Live Free or Die

81A738F9-683B-4A89-9709-D1802E342E85Tonight Lauren performed at New Hampshire State University University of New Hampshire. Met lots of fantastic progressive young minds — also felt a little old. College kids are pretty young these days.

Other points of interest: ate the most amazing lobster roll ever (resisted urge to post food pic), drank delicious coffee (the caffeine is creeping back into my life), talked about gender and sexuality in a car while driving through a pine forest, ate “Mexican” food (sorry, New England, it’s just not your forté), and met lots of interesting people. And in case anyone’s wondering, I’m a little bit in love with Portland, Maine (and not just because of the seafood).

I have poetry in my bones, and it feels so good.


On the Road #2

Tuesday I spent time standing next to the ocean, listening to and recording sea birds and waves crashing on the shore. I drank good coffee, sketched storyboards for scenes, and attended a poetry slam. There was also lots of really, really good food.

Portland, Maine is pretty amazing.

On the Road

OLYMPUS DIGITAL CAMERAThis week I’m tagging along with the amazingly talented Lauren Zuniga on the final leg of her tour throughout the Northeast and filming a short documentary.

We had breakfast this morning at a giant wooden table at a coffeeshop  in Lawrence, Massachusetts, among what I could only describe as a sort of industrial ruin. I’ve been in three states today. I really like pointing cameras and microphones at things and people I find interesting. More soon.
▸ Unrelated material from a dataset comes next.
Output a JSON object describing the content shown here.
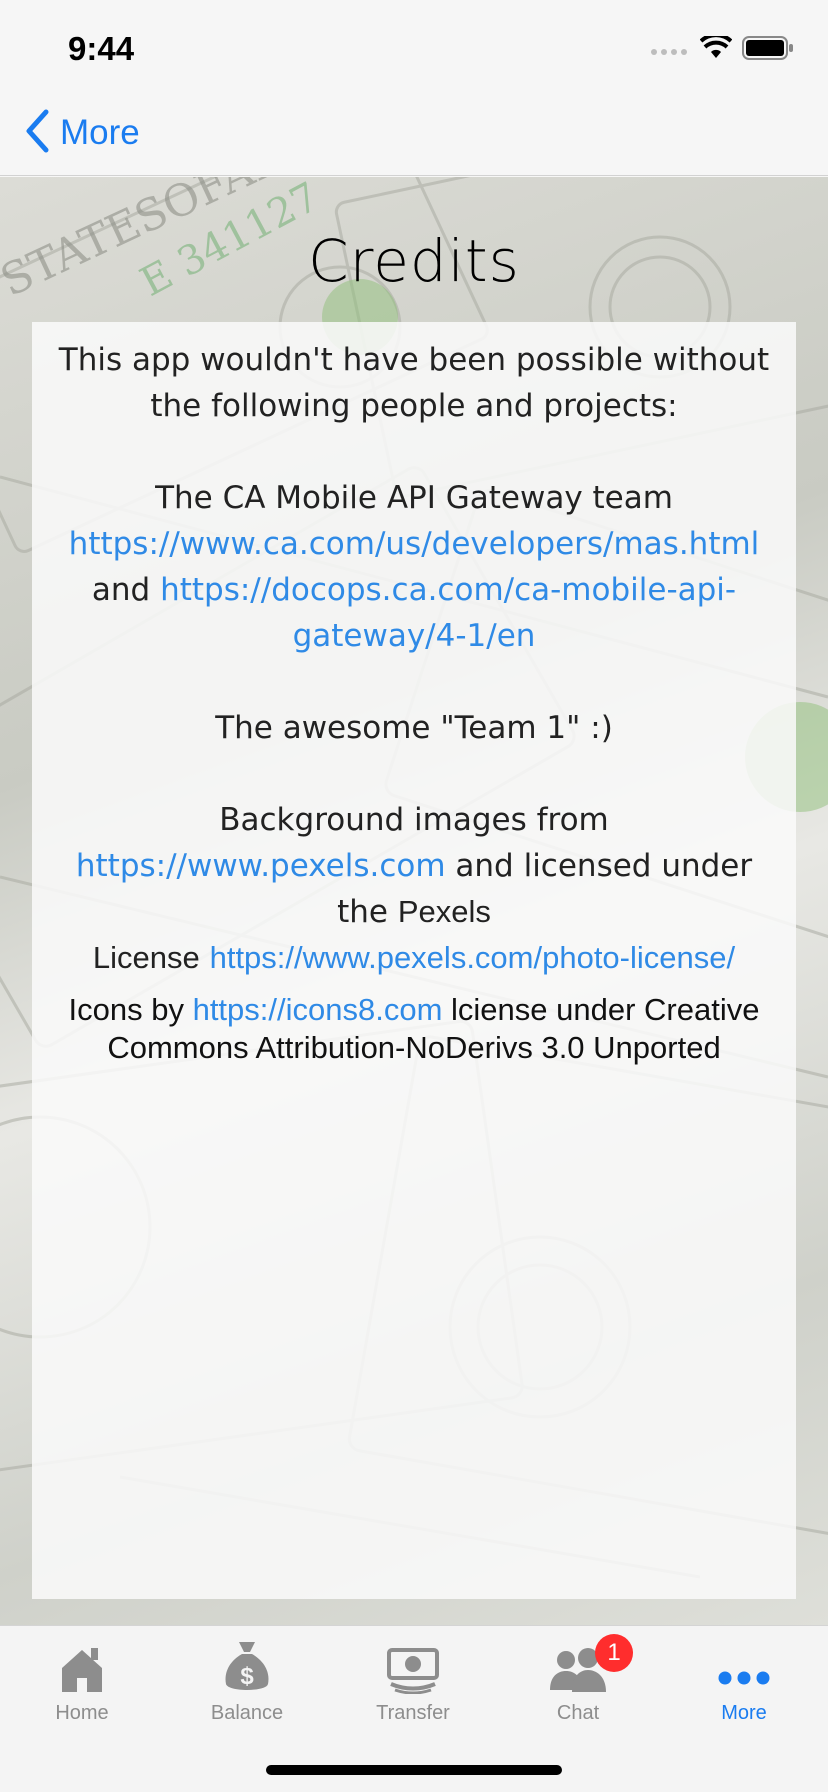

I’ll be posting snippets and updates from the road this week, so check back (or comment on this post and select “Notify me of new posts by email”
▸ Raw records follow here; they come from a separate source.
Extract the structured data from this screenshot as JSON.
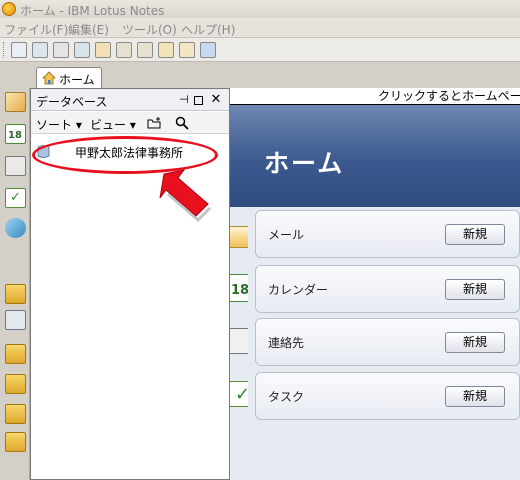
{
  "window": {
    "title": "ホーム - IBM Lotus Notes"
  },
  "menu": [
    "ファイル(F)",
    "編集(E)",
    "ツール(O)",
    "ヘルプ(H)"
  ],
  "tabs": {
    "home_label": "ホーム"
  },
  "hint_text": "クリックするとホームページ",
  "home": {
    "title": "ホーム",
    "items": [
      {
        "label": "メール",
        "button": "新規"
      },
      {
        "label": "カレンダー",
        "button": "新規"
      },
      {
        "label": "連絡先",
        "button": "新規"
      },
      {
        "label": "タスク",
        "button": "新規"
      }
    ]
  },
  "databases_panel": {
    "title": "データベース",
    "sort_label": "ソート ▾",
    "view_label": "ビュー ▾",
    "entries": [
      {
        "label": "甲野太郎法律事務所"
      }
    ]
  },
  "colors": {
    "highlight": "#e8101c",
    "hero": "#3c5a8f",
    "arrow": "#e8101c"
  },
  "icons": [
    "app-logo-icon",
    "home-icon",
    "calendar-icon",
    "contacts-icon",
    "todo-icon",
    "replicator-icon",
    "folder-icon",
    "pin-icon",
    "restore-icon",
    "close-icon",
    "new-folder-icon",
    "search-icon",
    "database-icon",
    "arrow-pointer-icon"
  ]
}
Emily Kai Bock’s jarringly gorgeous new video for Arcade Fire’s latest single Afterlife.

An Architecture of Thought


I learned two major lessons in my years in architecture school: first, that design is my passion in life, in all its forms. Design is not a collection of geometry and color on paper; great design lives and breathes. It touches people.Secondly, I learned that I have no interest in being an architect.

In telling this story I’m often met with a response that implies that three years was some kind of a waste, a path to nowhere. I don’t see it that way.

The staunch traditionalism of this Beaux-Arts-styled program meant that computers, in the first two years, were nothing more than a research tool. Our designs began as rough sketches and words on trace paper and developed with markers, thick-lined sketch pencils, and quickly constructed models of cardboard. Our final products were hand-drafted, exquisitely-inked and meticulously-colored on expensive presentation boards, or bound in hand-made books of vellum and chipboard with marker and watercolor renderings. We learned to design — learned to think — with pencils in our hands.

When we start on paper, we start with an entirely different mindset. Lead on paper possesses a fluidity, a subtle impermanence. Mistakes will be made, just scribble harder. I can think of nothing that clears the mind like wadding up a bad idea and throwing it into a wastebasket, then looking down at a fresh, blank page. Touching a pencil to paper feels like channeling ideas from the intangible to the tangible. The pencil becomes a direct conduit between the brain and the page.

Computers, by contrast, exist quite literally in an ecosystem of details. Pinpoint precision and perfect geometry can be the death of ideas. I have tried, in vain, to begin designs on the computer. These endeavors inevitably end with me frustrated, retreating to the corner with my notebook and away from the computer where I’ve drawn a neat set of perfectly-spaced, dead lines.

When I show my clients sketches, they understand that I’m showing them ideas, concepts, possibilities. When I present them with computer “comps” they see a finished product. It’s important at the beginning phases for things to remain flexible. Presenting a client with a pixel-perfect Fireworks export may wow them, but it may also make them feel like we’ve taken some control from them. I’d rather the people I design for feel like they’re part of a creative process, not witnesses to it.

What that time in architecture school really taught me was not how to design. Sure, I learned a lot about color theory and composition, the importance of empty space and harmony. My handwriting became more legible and I learned that sometimes my best ideas come at 3am. But more than anything else, architecture school taught me to think like a designer. And I’ve learned, over the years, that I just think better with a pencil in my hand.